Mecklenburg County Sheriff's office says the new system is more secure and provides ease of use. Inmate's rights advocates say face-to-face visits, even through glass, provide a connection that video can't.
A 5-year-old Hickory boy who died of juvenile leukemia last year has had his grave marker repossessed in a financial tug-of-war between his parents and a monument company that made it.
The boy, Jake Leatherman, made news last year when two dozen NASCAR personnel showed up at his November funeral, including Joey Logano, Matt DiBenedetto, and Ryan Ellis. Some of the attendees served as pallbearers, reported media outlets. The boy never got a chance to go to a NASCAR race, but was a devoted fan of the sport, and idolized legendary NASCAR driver Richard Petty.
Spectrum customers in the Charlotte area could still watch SpongeBob SquarePants on Nickelodeon or Catfish on MTV on Monday. The channels’ parent company, Viacom, and Spectrum agreed to extend Sunday’s deadline for the channels to go dark for Spectrum customers, while the companies negotiate a new deal for 23 channels, including BET, CMT, Comedy Central, MTV, Nickelodeon and TV Land.
The Buddy Walk was held on Saturday, October 14th from 1pm-5pm at the Jerry Richardson Football Stadium at UNC Charlotte. The Down Syndrome Association of Greater Charlotte's goal is to raise $205,000 from the Buddy Walk this year to support current programs and create and sustain new programs. As always, the mission of the DSAGC is to enhance the quality of life for all individuals with Down Syndrome by providing information and support to individuals, families, professionals and the community through educational and social activities.
The Rev. Raymond Johnson, associate pastor of Mt. Pisgah Baptist Church in Marion, SC, gathered with other pastors and community leaders for a "Kneel-In" outside Bank of America Stadium in Charlotteon Thursday.
Pastors, community leaders and citizens held a "Kneel-In" protest outside Bank of America Stadium on Thursday, Oct. 12, 2017, in response to what the group calls "disparities and disparate treatment that continues to marginalize people of color in America."
Mark Hoffman, 35, got in a bike wreck this past May and suffered injuries to the tune of tens of thousands of dollars. He didn't have health insurance -- despite engaging in a risky hobby -- but the cycling and triathlon communities rallied around him to raise a good deal of money for him to put towards those medical bills.
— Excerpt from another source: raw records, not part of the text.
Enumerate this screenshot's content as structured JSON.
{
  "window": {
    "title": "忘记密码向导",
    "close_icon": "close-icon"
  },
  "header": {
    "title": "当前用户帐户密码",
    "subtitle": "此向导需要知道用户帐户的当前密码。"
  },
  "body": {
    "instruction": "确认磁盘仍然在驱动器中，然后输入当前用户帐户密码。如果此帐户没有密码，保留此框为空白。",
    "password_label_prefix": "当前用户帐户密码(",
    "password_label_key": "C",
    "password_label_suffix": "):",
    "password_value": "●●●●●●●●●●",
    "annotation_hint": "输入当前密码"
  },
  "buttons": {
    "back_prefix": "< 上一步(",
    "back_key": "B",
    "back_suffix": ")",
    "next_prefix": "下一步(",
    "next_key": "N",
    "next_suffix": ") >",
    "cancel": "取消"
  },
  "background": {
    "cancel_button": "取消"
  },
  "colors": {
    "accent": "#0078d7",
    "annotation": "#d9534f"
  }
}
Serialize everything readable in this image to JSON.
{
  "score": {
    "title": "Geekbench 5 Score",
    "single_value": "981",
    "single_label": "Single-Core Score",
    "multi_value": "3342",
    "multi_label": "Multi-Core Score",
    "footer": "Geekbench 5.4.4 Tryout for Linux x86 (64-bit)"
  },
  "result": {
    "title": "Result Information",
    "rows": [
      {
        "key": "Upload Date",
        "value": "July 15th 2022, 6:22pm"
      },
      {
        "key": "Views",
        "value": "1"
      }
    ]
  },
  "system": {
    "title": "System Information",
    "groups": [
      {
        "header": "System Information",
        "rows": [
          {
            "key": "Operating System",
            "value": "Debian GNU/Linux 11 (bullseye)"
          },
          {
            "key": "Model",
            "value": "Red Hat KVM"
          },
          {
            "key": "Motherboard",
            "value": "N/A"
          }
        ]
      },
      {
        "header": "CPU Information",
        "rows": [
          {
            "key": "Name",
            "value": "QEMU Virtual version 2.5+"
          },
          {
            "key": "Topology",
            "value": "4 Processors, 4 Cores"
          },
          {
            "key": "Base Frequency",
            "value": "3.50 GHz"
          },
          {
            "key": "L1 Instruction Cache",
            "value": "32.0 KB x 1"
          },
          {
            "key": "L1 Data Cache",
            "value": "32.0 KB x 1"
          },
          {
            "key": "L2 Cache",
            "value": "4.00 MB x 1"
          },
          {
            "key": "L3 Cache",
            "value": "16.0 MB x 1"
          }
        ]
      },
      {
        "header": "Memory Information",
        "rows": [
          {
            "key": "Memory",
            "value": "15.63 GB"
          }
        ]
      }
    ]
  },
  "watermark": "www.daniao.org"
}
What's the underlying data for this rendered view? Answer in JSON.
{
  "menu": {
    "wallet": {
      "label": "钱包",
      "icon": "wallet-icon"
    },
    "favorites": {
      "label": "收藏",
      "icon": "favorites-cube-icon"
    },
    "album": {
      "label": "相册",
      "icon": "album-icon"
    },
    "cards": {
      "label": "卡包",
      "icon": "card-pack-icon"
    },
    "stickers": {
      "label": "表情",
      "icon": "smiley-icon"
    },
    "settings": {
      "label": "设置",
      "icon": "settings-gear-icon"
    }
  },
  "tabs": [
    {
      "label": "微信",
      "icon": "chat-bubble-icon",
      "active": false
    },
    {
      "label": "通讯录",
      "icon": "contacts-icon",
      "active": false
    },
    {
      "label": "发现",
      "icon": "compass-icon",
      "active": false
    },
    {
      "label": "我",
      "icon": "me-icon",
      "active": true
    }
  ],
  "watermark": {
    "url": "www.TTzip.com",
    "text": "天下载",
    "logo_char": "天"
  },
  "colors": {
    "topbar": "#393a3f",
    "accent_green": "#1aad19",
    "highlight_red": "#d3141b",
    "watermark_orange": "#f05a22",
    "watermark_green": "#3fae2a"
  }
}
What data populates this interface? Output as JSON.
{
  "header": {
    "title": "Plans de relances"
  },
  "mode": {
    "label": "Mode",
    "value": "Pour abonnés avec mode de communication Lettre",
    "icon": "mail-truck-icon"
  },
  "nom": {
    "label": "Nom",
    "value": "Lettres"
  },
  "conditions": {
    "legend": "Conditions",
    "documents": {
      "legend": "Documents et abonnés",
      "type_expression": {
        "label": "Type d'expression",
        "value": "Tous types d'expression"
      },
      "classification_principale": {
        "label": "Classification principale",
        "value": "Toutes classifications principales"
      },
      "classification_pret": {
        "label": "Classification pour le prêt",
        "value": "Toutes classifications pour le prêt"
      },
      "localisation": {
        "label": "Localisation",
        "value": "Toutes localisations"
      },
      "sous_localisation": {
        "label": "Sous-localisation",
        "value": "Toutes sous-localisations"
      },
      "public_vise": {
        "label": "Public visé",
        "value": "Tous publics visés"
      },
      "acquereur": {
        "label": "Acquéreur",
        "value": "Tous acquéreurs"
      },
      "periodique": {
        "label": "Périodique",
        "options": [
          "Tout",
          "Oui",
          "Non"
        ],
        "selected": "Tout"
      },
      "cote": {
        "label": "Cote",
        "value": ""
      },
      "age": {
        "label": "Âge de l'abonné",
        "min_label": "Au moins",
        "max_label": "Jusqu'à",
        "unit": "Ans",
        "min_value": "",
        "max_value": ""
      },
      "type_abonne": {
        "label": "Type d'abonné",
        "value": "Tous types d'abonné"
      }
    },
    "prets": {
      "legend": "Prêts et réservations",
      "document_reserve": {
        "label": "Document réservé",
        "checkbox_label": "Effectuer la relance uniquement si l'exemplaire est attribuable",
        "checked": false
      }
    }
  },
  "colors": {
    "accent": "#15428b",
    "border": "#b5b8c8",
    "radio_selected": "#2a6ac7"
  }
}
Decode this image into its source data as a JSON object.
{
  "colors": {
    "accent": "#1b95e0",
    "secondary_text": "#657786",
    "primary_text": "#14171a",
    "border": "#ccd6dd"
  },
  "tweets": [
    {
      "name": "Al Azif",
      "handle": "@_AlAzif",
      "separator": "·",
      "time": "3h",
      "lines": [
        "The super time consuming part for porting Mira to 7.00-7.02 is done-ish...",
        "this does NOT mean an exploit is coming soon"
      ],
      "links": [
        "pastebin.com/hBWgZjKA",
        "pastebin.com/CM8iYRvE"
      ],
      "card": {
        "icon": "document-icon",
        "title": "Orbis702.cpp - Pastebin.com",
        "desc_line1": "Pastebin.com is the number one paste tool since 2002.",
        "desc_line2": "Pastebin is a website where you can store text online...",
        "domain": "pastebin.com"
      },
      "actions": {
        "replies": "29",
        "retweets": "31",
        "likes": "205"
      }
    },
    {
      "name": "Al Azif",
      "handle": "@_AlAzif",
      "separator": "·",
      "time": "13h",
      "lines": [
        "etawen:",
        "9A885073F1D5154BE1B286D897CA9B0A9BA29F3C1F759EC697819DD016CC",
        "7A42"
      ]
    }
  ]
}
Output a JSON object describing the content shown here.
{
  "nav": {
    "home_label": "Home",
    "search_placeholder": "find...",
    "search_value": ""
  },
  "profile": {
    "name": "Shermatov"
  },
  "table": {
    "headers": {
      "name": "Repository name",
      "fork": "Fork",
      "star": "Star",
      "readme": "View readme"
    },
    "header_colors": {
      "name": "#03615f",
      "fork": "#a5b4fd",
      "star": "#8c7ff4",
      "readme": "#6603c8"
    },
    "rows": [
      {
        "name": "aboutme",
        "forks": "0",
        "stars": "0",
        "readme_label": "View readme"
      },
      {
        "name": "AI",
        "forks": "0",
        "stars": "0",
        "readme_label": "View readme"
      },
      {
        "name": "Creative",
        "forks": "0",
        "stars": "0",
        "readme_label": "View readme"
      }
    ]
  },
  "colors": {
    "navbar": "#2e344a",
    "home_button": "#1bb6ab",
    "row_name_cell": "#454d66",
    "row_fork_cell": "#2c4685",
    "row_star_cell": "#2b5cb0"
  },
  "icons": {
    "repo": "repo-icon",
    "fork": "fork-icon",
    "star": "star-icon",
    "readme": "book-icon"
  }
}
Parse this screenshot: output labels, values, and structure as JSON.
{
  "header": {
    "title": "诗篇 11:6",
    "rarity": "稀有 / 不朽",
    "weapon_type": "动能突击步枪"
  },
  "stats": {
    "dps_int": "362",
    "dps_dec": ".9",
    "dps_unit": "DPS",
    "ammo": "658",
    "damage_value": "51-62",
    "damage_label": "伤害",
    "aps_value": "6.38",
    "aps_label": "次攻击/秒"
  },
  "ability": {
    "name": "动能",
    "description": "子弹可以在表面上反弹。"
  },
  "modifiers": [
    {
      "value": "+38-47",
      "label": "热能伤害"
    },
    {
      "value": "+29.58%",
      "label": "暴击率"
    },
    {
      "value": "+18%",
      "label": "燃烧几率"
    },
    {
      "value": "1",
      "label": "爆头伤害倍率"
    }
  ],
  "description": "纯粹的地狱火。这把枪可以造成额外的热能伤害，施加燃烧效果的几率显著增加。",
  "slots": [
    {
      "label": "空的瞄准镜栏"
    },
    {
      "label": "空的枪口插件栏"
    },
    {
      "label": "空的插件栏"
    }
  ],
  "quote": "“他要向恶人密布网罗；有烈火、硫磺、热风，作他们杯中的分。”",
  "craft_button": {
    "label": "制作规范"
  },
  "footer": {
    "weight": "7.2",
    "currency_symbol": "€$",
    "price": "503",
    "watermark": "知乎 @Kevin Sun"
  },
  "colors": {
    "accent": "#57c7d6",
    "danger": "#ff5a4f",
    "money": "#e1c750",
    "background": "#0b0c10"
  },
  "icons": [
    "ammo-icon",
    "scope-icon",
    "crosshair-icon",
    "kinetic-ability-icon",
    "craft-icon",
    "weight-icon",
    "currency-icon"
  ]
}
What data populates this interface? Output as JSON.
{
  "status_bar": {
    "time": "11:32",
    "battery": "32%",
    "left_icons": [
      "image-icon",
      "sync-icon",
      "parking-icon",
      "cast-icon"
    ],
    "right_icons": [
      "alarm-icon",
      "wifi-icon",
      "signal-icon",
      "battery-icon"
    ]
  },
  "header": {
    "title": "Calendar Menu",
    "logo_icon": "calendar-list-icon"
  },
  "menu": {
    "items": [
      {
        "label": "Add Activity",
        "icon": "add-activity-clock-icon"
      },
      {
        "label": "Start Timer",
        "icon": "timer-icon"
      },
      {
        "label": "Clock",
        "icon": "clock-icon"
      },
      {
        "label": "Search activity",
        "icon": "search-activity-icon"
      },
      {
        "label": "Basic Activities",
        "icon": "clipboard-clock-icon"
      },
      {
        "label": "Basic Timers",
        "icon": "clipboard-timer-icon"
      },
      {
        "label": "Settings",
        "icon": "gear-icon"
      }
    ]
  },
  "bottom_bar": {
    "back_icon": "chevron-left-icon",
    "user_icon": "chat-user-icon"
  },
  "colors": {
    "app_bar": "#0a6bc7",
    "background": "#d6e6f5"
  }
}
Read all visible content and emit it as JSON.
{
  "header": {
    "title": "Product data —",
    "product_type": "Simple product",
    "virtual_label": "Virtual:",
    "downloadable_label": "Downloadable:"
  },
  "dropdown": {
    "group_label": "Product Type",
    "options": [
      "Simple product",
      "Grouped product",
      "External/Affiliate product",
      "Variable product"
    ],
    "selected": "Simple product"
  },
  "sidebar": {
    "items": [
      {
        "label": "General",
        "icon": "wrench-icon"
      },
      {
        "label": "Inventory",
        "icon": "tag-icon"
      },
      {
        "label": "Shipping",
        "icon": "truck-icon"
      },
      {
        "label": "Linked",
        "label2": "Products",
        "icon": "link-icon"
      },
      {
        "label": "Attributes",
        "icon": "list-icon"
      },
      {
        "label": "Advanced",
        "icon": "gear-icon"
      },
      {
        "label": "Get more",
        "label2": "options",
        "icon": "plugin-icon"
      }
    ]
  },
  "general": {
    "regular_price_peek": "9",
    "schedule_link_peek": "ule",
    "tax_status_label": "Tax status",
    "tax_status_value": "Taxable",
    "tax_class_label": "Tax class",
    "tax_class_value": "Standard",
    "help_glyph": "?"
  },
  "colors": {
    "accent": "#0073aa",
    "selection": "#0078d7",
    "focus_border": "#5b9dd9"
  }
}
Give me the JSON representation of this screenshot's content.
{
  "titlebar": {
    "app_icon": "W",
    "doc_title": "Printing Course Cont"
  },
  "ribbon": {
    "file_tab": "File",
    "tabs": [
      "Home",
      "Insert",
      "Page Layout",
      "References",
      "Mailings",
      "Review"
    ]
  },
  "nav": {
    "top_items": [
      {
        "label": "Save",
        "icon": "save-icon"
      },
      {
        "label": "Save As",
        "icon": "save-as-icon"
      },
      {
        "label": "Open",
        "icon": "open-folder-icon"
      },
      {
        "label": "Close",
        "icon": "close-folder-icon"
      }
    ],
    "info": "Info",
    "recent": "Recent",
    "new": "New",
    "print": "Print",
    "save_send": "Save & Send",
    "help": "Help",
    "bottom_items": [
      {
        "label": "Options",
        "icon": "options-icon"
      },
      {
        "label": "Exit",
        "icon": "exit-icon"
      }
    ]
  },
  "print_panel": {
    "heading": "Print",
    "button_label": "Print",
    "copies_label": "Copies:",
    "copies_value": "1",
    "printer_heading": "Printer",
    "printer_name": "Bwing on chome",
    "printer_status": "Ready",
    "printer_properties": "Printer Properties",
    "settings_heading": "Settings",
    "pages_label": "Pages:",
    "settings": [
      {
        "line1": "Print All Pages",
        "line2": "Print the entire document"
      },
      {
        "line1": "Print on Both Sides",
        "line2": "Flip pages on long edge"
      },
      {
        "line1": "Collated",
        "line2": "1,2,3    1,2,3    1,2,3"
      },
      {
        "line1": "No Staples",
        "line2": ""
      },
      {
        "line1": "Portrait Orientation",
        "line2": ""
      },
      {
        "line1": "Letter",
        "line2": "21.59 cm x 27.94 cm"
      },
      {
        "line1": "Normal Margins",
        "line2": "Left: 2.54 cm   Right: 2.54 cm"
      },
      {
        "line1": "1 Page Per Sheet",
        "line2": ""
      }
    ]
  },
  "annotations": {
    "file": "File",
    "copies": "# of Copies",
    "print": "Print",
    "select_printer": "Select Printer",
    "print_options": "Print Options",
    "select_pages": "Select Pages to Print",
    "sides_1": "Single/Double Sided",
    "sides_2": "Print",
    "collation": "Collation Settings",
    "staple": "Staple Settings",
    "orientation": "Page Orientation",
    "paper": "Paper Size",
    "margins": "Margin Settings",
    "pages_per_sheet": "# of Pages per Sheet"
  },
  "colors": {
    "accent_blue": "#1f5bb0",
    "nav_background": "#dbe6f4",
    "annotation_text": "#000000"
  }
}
He's recovered from his injuries to the point where he'll be able to compete next Saturday at the Ironman World Championship in Hawaii, generally regarded as one of the toughest endurance races in the world.